ATHENS, Pa. (WETM/AP) – Athens native Stacy Garrity has won the Pennsylvania State Treasurer race after receiving a call from incumbent treasurer Joe Torsella, according to Garrity’s campaign.
Garrity, a 30-year military veteran who was awarded two Bronze Stars, is the first Republican to win the office since 2000.
According to the Associated Press, Garrity received 3,236,499 votes (48.9%) to Torsella’s 3,159,894 (47.7%). Two third-party candidates received 3.4% combined.
“I’m truly honored by the faith Pennsylvanians have placed in me, and I promise not to let them down,” Stacy Garrity said. “In the Army, we lived by the most fundamental American values – honesty, integrity and selfless service – and I think Harrisburg can use some of those values.

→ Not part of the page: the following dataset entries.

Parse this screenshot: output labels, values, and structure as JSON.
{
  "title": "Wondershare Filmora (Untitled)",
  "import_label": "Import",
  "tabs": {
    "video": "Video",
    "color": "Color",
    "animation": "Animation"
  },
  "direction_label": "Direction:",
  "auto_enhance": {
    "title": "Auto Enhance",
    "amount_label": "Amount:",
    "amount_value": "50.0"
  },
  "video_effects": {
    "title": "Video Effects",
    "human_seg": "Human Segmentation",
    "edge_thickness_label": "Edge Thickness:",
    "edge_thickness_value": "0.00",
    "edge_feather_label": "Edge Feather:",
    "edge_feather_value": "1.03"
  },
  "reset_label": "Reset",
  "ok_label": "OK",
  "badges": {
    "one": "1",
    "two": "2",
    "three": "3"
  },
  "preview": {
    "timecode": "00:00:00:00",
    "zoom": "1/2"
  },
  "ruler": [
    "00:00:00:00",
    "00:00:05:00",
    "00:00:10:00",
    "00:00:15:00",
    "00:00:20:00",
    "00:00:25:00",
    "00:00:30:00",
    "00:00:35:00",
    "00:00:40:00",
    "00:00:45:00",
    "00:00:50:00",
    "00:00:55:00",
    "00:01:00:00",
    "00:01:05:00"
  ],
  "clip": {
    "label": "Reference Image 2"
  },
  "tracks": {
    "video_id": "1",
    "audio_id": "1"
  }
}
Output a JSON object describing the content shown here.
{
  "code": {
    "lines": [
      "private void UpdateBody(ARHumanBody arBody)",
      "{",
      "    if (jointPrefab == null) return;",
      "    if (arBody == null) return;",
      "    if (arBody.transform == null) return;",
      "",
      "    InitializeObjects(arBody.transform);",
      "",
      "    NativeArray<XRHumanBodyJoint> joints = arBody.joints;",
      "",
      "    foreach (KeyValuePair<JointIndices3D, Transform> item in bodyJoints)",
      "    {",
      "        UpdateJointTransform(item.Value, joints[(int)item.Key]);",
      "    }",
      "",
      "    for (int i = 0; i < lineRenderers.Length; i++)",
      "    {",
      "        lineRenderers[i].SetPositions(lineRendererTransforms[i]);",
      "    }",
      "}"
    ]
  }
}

As treasurer, I will focus on holding government accountable for all taxpayers and making sure the treasurer’s office works for all Pennsylvanians, regardless of party.
“We were outspent 10 to 1,” Garrity said Tuesday in a phone interview with the Associated Press. “I have to give credit first to God, but also to the thousands of amazing and hardworking Pennsylvanians who spread the word about our campaign and our message.”
She said Torsella was “extremely gracious and helpful” in a phone call to concede.
Garrity repeated her campaign message that a major goal was to use the Treasury Department’s leverage to push lawmakers and the governor to limit state government spending to money that has been formally appropriated by the Legislature.
That would end what has been a regular practice of the executive branch spending money outside the pre-approval process.
Garrity, 56, who lives in Athens, a town of about 3,000 people that is 2 miles from the New York line, has a lead of about 3.24 million votes to Torsella’s 3.16 million, or a margin of 48.9% to 47.7%. Green and Libertarian candidates took the remaining vote.
“Like anyone who runs for elected office, I really wanted to win my race,” Torsella said in a video posted to Twitter. “And I’m really disappointed that I didn’t. It’s hard to lose. It’s especially heartbreaking when it looks like it’s going to be by such a tiny margin.”
Torsella, 57, of Flourtown, has been considered a potential candidate for the Democratic nomination in two years for governor or U.S. Senate. Garrity referred to his political ambition during the campaign when she promised to finish the office’s four-year term.
“Finally, I am grateful to God for the opportunity and honor of serving the people of Pennsylvania.”